SHOCKWAVES from the replacement of Standard Grade with National 4 and National 5 qualifications in 2013 are still being felt.

As they were developed, pupils were given the opportunity of studying internal coursework units which - if they passed them - would count towards a National 4 qualification if they failed the National 5 exam.

Teachers were always likely to promote the belt and braces approach, but this led to a significant increase in workload for both staff and pupils which was deemed unnecessary in many cases.

As a result, John Swinney, the Education Secretary, agreed to get rid of the fall-back option.

However, an unintended consequence was the later realisation the move meant some borderline pupils entered for National 5 courses could leave with nothing if they failed the exam.

As a result Mr Swinney had to reverse the decision, but did so as an interim measure and only in exceptional circumstances.

As the latest figures show, some 10,000 pupils were awarded National 4 as a result of the fall-back, with the SQA handling some 140,000 unit assessments.

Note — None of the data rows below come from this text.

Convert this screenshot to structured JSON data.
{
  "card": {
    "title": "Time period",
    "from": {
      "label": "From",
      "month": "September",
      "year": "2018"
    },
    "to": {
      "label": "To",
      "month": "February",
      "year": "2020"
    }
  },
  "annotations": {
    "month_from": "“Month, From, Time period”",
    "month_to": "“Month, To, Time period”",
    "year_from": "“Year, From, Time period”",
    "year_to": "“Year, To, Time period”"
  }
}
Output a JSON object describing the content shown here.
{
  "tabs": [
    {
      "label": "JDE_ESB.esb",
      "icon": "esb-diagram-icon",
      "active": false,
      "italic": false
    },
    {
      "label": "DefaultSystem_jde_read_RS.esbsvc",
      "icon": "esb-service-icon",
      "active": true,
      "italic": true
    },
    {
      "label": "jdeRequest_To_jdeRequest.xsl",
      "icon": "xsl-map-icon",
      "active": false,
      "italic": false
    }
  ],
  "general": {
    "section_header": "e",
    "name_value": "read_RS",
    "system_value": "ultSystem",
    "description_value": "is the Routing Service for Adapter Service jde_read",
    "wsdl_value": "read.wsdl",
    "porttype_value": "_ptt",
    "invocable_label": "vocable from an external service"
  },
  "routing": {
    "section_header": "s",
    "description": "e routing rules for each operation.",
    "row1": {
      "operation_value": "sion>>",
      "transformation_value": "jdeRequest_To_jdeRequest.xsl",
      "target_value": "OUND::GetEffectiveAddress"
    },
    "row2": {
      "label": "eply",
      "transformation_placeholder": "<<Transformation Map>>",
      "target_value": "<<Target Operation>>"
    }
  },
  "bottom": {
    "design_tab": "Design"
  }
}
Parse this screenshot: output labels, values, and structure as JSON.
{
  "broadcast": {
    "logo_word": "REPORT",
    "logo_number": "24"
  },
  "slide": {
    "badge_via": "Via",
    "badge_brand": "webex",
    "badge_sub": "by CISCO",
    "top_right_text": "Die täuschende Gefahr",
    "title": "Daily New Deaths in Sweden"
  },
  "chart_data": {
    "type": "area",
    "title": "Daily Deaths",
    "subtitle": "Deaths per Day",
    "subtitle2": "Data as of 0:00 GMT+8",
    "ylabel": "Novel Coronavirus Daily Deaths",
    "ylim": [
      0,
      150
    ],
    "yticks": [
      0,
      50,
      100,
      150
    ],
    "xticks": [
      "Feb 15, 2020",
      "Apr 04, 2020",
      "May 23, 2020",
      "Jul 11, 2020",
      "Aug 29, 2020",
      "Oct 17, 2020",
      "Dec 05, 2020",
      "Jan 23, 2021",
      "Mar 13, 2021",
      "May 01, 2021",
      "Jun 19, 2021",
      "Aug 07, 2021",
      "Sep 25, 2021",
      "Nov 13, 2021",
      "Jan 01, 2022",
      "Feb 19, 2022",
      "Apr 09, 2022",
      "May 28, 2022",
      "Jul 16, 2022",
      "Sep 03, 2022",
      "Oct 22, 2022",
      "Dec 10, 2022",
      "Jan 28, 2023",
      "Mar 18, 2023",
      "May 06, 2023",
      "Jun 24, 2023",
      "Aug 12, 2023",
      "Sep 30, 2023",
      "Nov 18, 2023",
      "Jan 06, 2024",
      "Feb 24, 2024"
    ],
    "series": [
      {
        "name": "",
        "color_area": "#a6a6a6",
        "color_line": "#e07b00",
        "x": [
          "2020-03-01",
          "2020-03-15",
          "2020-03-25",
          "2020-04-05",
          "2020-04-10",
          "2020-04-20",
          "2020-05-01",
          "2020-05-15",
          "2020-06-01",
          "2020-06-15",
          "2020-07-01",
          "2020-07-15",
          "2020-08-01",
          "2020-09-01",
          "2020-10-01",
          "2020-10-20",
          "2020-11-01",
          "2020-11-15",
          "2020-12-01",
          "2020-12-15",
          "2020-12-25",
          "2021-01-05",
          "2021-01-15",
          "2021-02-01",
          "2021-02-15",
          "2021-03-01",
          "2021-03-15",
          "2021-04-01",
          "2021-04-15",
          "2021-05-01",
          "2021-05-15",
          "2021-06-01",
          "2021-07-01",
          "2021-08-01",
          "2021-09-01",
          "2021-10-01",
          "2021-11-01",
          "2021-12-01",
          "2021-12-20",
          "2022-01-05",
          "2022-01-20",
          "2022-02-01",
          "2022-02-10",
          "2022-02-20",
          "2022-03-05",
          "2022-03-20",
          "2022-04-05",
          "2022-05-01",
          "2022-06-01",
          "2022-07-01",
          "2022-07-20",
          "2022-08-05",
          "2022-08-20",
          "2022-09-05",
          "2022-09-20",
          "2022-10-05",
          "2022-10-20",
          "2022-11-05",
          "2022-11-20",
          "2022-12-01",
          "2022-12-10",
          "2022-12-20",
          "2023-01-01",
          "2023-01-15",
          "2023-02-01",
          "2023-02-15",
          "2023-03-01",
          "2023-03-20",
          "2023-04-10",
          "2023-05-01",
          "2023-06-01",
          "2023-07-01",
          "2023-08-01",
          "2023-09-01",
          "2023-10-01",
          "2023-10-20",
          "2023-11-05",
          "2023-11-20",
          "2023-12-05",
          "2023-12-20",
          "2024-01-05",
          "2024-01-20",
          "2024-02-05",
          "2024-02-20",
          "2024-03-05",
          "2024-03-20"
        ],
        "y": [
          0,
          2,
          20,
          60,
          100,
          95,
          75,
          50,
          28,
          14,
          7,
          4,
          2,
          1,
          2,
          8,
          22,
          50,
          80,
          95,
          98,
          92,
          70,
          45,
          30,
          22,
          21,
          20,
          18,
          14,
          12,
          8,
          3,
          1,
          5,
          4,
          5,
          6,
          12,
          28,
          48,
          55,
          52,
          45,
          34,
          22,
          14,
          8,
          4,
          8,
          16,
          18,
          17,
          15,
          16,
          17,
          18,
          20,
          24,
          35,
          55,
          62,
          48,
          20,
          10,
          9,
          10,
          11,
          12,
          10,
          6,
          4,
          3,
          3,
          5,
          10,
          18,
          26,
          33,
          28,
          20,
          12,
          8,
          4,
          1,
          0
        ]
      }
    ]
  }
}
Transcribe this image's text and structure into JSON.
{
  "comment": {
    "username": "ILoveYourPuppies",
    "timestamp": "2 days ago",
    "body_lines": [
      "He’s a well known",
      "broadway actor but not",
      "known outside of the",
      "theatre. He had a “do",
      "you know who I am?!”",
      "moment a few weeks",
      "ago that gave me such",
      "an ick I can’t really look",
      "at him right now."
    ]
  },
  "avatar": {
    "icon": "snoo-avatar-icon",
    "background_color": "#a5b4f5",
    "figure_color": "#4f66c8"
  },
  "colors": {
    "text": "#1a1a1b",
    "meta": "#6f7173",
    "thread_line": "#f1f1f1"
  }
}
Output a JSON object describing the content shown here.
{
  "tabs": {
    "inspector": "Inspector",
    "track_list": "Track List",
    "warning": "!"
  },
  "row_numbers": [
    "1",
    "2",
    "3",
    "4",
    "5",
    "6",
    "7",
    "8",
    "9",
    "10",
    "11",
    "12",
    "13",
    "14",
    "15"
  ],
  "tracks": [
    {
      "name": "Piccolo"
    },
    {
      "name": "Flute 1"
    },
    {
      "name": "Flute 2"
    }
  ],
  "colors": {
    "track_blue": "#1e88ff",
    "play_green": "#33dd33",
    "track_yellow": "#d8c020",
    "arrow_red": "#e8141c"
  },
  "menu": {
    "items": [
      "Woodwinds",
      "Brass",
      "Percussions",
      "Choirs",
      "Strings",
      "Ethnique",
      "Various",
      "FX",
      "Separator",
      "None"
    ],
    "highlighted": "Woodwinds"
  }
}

It is clear from these figures that the ‘exceptional circumstances’ instruction was comprehensively ignored.

What is more worrying is that a late deluge of unit entries meant the SQA could not carry out its usual verification procedures.

All interested parties agree that situation cannot be repeated next year with the SQA seeing a tougher deadline as one solution. For teaching unions the answer needs to be more radical with a scrapping of the fall-back position altogether.

What that would mean in practice is teachers, parents and pupils having to make a judgement about whether candidates are best suited to National 4 or National 5.

Unfortunately, National 4 has a reputation problem because it has no final exam and a review is taking place to establish how to make it more attractive.

The promotion of National 4 as a worthwhile qualification is more vital than ever to ensure more reform of the exam system delivers for pupils.